EXERCISE PROMPT
Write only the number of lines in the entries that hold the string "background".

[Website and app data records]
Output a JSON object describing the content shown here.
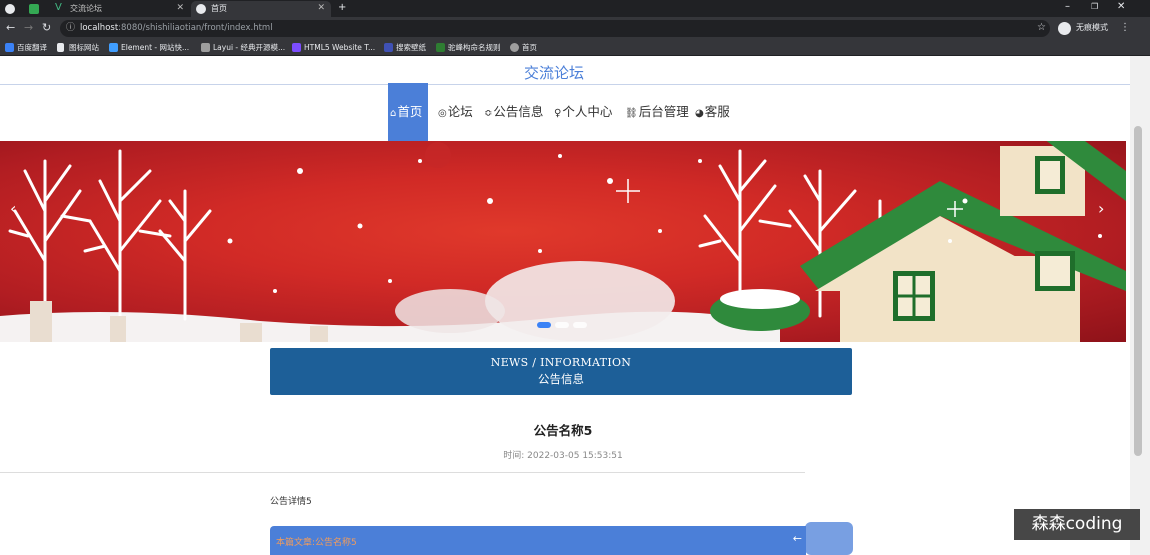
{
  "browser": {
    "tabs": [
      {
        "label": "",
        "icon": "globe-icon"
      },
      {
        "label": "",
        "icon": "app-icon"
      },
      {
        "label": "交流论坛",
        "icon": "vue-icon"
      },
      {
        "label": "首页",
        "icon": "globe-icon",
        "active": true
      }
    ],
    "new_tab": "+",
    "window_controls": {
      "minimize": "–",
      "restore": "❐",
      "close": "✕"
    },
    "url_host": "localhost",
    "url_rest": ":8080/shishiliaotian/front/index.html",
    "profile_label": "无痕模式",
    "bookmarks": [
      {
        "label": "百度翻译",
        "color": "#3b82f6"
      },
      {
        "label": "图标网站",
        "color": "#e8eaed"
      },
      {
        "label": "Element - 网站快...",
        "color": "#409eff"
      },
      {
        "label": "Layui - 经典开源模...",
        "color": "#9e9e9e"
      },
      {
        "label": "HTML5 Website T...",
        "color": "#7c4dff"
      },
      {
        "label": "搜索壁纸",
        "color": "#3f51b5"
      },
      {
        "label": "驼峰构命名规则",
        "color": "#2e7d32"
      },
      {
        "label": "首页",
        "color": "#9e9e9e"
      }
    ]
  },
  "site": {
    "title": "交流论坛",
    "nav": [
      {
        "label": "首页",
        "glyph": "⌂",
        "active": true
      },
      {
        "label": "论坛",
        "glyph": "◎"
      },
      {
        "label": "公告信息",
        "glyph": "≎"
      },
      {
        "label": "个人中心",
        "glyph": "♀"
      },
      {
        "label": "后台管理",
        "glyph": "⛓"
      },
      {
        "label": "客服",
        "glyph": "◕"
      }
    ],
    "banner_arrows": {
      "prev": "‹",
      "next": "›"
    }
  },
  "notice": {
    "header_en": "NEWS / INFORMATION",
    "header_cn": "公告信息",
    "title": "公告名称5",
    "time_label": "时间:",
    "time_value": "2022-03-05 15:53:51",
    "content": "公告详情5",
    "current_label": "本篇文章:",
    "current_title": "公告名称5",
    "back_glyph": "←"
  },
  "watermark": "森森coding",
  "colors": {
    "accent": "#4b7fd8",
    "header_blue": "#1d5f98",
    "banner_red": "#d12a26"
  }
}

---

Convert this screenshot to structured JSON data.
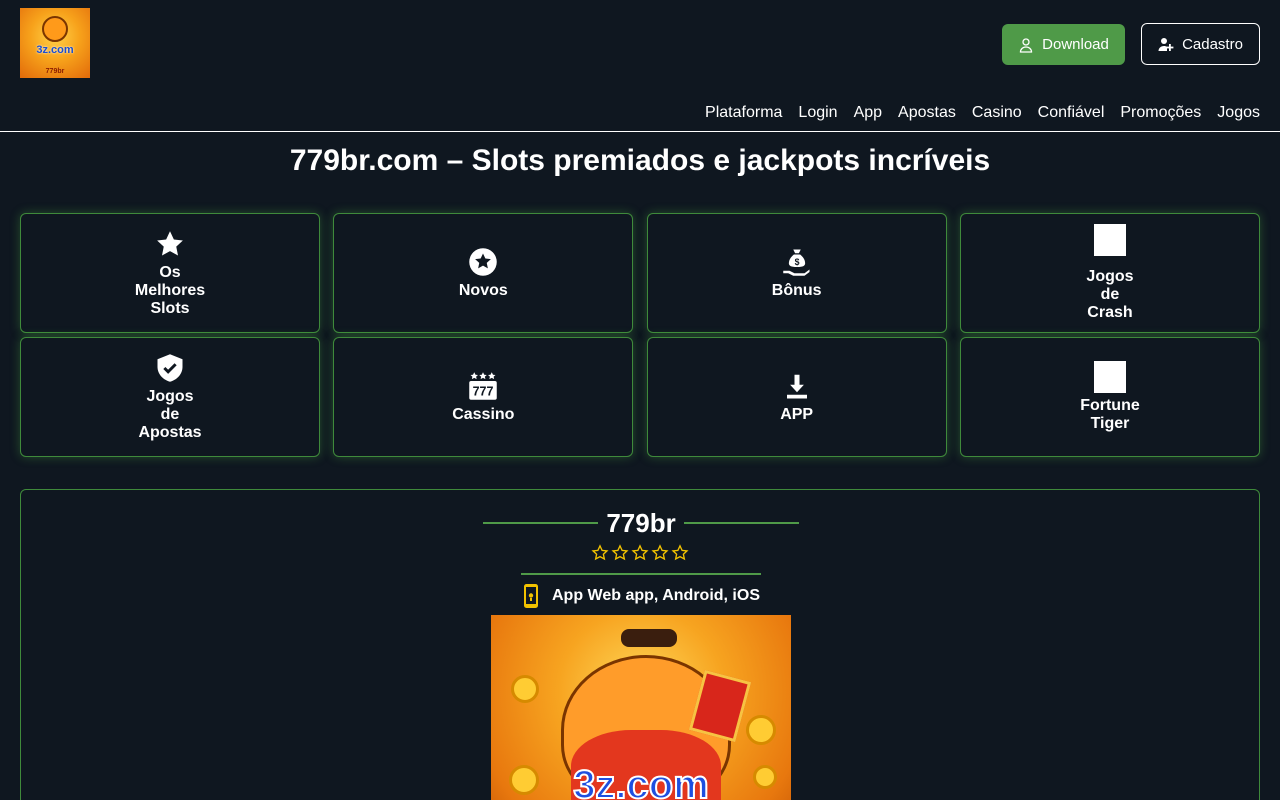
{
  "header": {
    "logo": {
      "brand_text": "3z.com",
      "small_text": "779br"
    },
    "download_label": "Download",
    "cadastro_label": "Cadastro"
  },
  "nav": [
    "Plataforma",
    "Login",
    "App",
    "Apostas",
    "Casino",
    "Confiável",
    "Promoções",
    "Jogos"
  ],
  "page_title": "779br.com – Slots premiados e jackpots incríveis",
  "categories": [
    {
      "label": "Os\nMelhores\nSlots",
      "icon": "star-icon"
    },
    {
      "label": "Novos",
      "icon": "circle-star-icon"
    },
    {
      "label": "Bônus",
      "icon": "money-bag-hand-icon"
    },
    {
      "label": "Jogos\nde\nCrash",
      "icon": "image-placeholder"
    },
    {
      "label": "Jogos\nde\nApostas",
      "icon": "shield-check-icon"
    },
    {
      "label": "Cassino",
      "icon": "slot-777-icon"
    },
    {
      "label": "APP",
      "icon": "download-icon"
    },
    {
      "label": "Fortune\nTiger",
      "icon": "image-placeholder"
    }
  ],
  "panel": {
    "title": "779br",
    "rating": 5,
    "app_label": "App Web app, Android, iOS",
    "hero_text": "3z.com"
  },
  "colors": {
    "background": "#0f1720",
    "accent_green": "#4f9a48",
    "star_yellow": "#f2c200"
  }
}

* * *

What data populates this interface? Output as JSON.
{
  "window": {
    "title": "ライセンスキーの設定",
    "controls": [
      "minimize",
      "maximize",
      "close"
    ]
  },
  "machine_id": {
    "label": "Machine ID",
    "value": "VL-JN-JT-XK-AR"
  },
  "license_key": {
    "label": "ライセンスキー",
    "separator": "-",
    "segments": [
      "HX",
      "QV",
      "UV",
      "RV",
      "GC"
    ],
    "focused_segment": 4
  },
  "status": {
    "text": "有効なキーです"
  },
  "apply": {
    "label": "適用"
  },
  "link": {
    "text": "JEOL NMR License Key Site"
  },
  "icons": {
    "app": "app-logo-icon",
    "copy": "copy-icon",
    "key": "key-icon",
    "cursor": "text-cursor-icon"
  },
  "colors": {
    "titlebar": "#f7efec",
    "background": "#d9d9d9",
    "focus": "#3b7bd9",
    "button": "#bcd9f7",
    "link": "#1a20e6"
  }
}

EXERCISE RESPONSE
2